LITTLE ROCK, Ark — Friday morning, members of the Little Rock Nine came together for a public speaking event to discuss education, social justice and equality. This is as they commemorate the 65th anniversary of the Little Rock Central High School integration.
The Little Rock 9, included 9 black students who were the first to attend Central High School, thus desegregating the school on September 25, 1957.
At the event were, Dr. Terrence Roberts, MinniJean Brown-Trickey, Ernest Green, Elizabeth Eckford and Gloria Karlmark, the five of the eight surviving members who detailed the life and legacy of their impact on the education system.
Green says he remembers when the 1954 Supreme Court ruling of Brown vs the Board of Education came down, it was a landmark case in which the justices ruled unanimously that racial segregation of children in public schools was unconstitutional.
“The Supreme Court decision was going to change the south and I thought in my head the south needed to be changed,” said Green.
Following that ruling, it gave 9 black students the opportunity to walk into Central High School, however, they were met with an angry white mob and had to be protected by federal troops.

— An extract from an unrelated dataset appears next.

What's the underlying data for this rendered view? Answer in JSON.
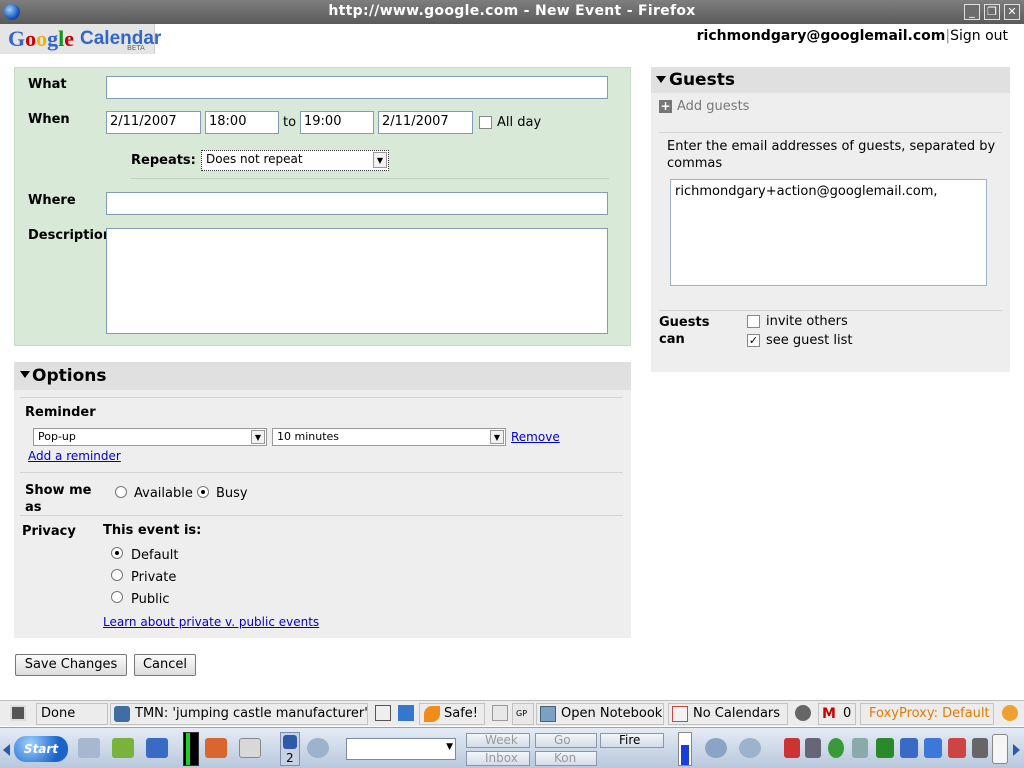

“We learned that as young people ourselves that you don’t give up and you have the ability to make change,” said Eckford.
All of the members at the event along with Gloria Karlmark still believe more needs to be done when it comes to racial issues.
“It seems like we have taken a number of steps if not backwards then to the side. But I think we are in a better place than ever to really go forward to make some real genuine changes,” said Karlmark.
Minnijean Brown-Trickey says there’s only one real fix to racial and violence issues.
“We will have a better society when we have a better education for people and that’s across cultures, classes and all that,” said Brown-Trickey.
Eckford agrees and suggests educating the youth on their past and making a difference.
“What I learned was that ordinary people can do extraordinary things when placed in extreme circumstances,” said Eckford.
Dr. Roberts also reminds young people to fight for a cause dear to them.
“I would say not to pick up our mantle but to figure out what mantle they want to carry. How can they know, build a fund of information,” Dr. Roberts said.
The members non-present were Melba Pattillo Beals, Thelma Mothershed-Wair and Carlotta Walls LaNie. Jefferson Thomas died in September 2010.
There are more events for the commemoration this weekend.